(Page and application data records)
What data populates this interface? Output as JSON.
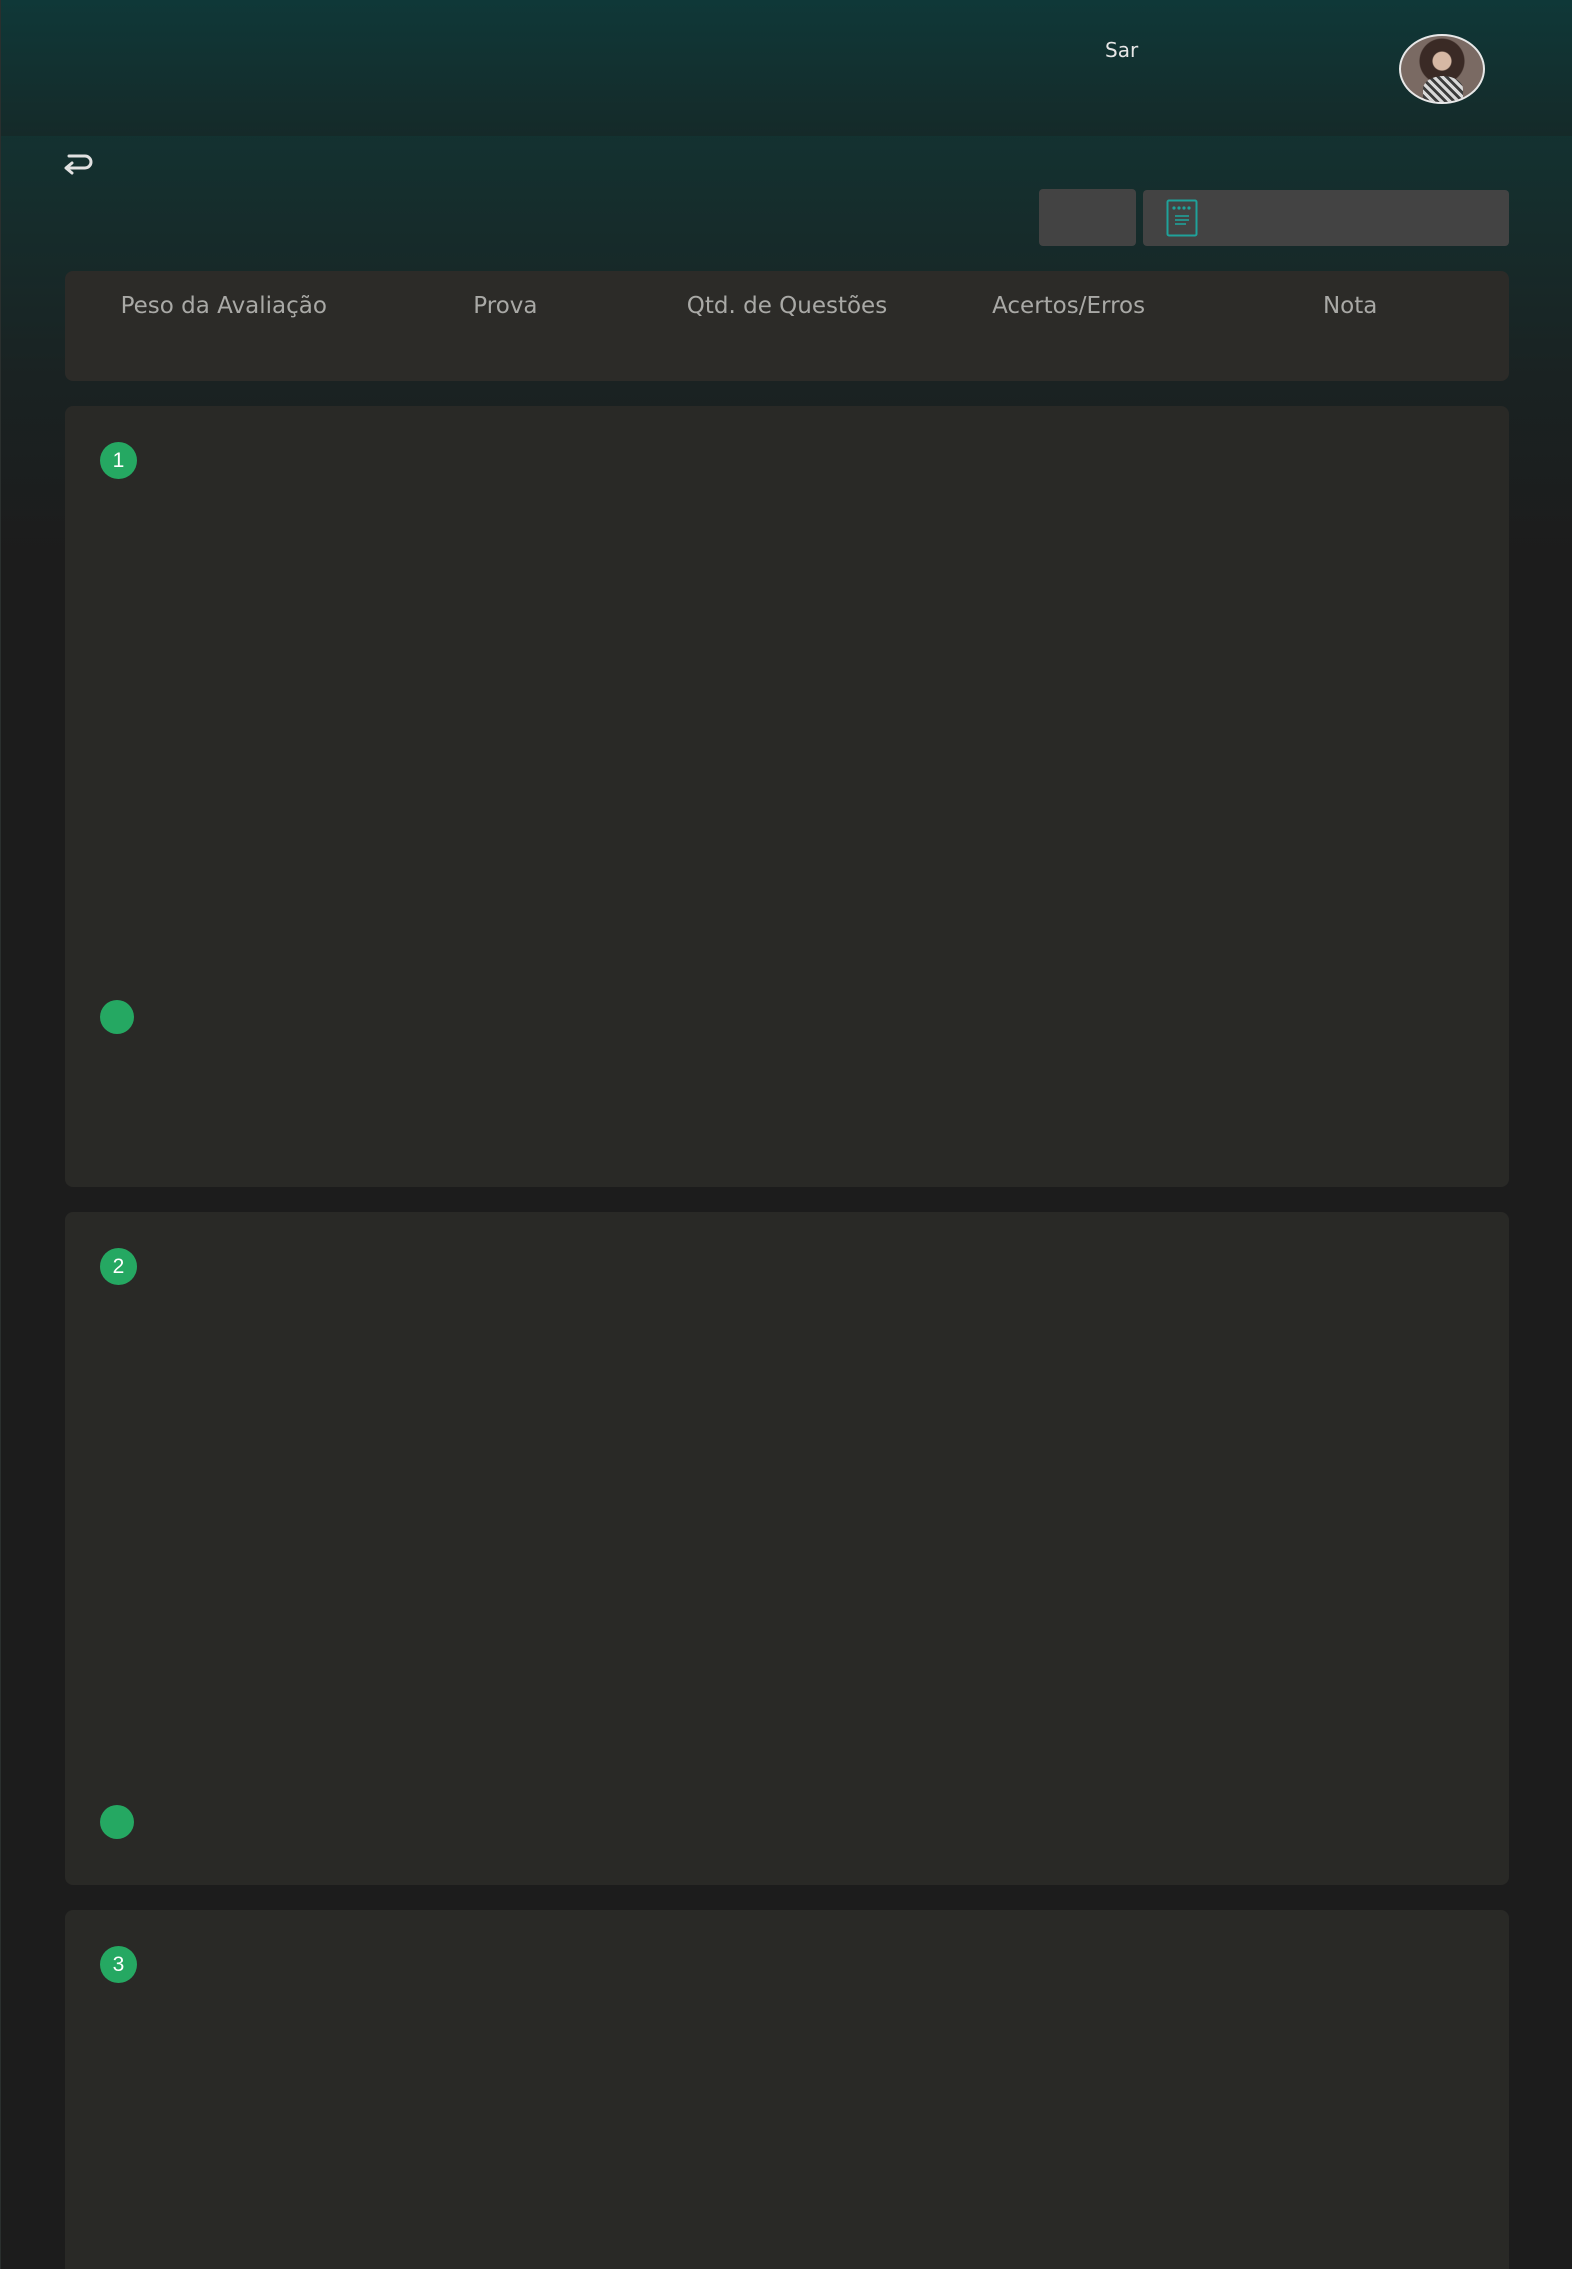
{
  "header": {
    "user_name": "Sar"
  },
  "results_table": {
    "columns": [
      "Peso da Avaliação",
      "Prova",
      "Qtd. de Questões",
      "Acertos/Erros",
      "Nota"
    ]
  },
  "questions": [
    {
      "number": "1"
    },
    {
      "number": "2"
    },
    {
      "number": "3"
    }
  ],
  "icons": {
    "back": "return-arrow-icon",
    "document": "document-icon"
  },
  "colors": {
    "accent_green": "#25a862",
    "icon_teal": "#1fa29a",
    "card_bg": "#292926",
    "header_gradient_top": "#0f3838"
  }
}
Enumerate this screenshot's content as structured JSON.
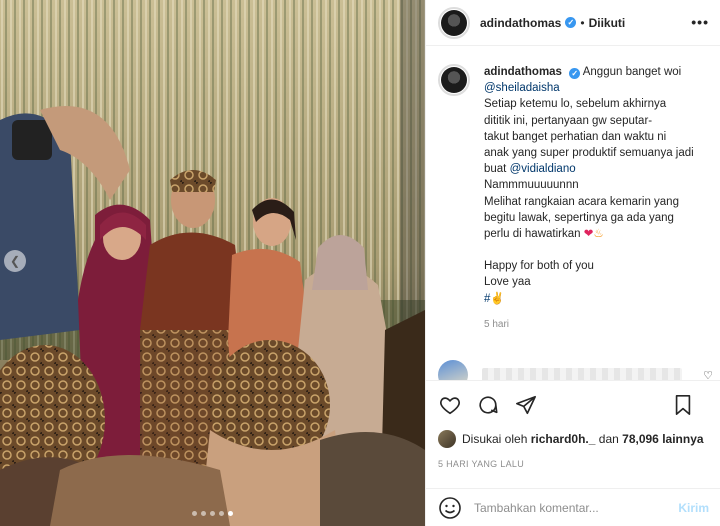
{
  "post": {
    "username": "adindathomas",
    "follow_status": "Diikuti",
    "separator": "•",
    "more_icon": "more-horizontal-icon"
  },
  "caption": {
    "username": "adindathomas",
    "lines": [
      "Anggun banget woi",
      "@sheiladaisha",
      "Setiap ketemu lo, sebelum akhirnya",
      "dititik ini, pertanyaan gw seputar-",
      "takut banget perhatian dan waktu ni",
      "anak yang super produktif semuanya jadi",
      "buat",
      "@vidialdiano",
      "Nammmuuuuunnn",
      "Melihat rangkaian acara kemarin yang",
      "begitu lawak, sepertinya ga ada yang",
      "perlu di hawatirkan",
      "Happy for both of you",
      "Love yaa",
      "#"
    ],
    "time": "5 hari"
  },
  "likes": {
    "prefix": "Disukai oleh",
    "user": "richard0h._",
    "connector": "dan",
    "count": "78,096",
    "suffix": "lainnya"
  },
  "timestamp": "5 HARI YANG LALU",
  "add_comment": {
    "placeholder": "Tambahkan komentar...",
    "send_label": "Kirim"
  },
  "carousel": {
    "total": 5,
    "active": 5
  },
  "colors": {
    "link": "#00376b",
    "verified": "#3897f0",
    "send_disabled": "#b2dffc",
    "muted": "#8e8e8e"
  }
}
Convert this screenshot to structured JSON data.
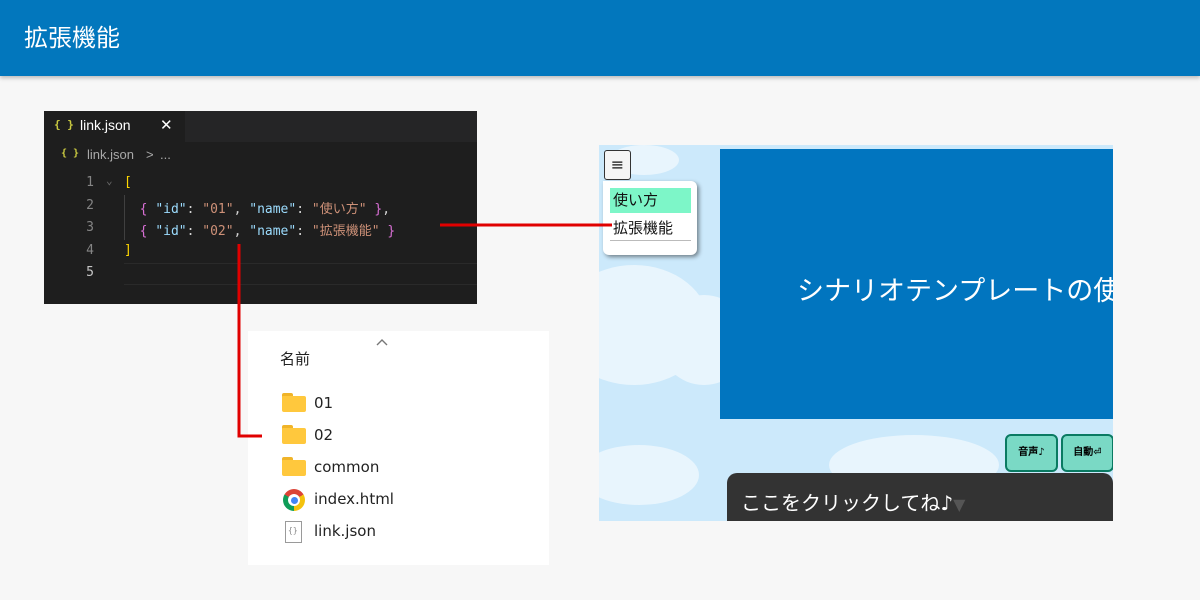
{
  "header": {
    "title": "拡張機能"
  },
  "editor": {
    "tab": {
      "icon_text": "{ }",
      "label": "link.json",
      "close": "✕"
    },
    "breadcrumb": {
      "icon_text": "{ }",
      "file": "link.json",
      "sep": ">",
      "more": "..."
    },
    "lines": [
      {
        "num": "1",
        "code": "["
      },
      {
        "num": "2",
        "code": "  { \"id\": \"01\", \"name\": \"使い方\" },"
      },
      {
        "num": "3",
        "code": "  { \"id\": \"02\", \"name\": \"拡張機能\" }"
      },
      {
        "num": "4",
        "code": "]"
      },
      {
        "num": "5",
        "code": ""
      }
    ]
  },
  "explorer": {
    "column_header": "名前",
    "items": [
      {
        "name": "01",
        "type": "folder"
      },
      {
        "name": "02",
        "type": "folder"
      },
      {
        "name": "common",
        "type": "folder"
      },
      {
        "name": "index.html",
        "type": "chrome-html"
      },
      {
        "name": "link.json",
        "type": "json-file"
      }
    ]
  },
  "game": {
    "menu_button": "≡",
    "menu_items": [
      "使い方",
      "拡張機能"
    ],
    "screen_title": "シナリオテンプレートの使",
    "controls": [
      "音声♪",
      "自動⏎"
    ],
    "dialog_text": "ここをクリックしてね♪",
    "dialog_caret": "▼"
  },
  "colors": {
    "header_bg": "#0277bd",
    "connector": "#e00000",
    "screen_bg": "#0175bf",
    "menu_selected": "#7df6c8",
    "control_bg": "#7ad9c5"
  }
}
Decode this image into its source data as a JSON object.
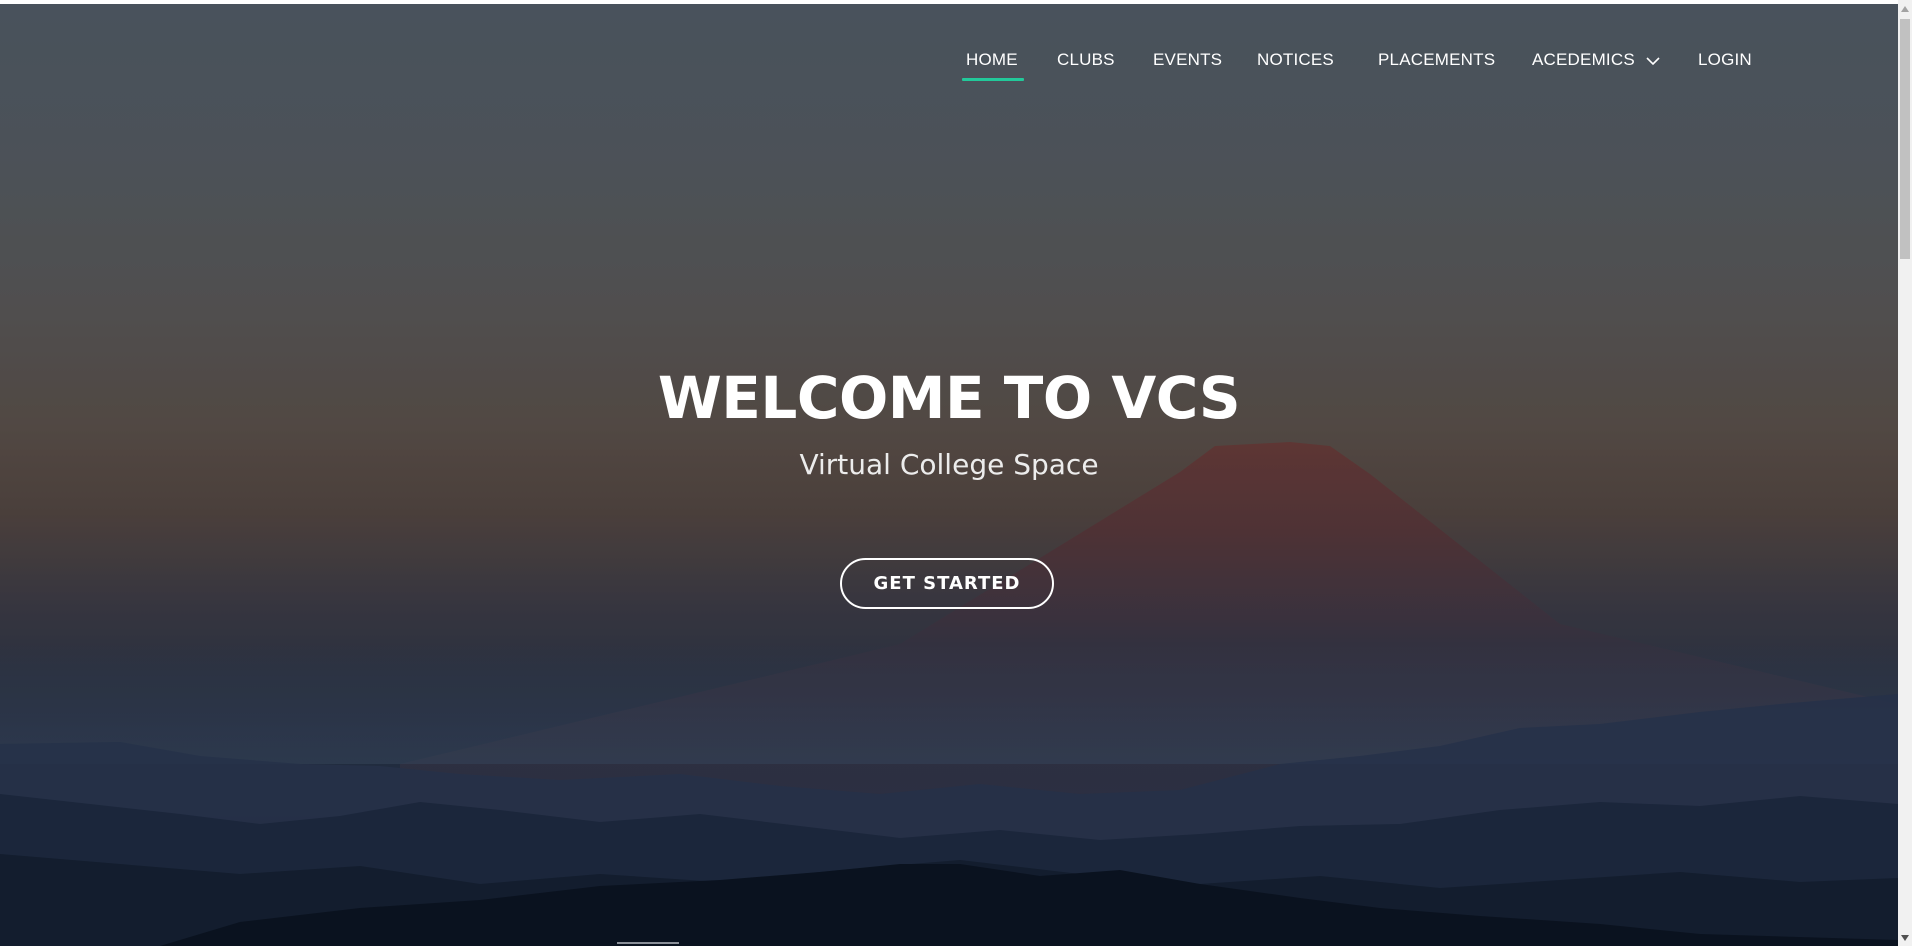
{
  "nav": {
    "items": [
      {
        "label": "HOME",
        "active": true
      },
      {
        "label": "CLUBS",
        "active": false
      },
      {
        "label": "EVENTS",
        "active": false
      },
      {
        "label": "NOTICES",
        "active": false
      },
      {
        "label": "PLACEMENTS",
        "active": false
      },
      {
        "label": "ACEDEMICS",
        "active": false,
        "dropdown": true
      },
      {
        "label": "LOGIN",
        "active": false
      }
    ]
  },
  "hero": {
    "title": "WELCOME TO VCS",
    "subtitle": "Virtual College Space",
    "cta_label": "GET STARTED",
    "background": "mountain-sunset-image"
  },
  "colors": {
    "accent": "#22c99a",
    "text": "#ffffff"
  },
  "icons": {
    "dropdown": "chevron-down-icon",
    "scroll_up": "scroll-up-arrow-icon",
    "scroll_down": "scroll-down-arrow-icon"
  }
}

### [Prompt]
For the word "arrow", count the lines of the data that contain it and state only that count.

### [Task solution]
3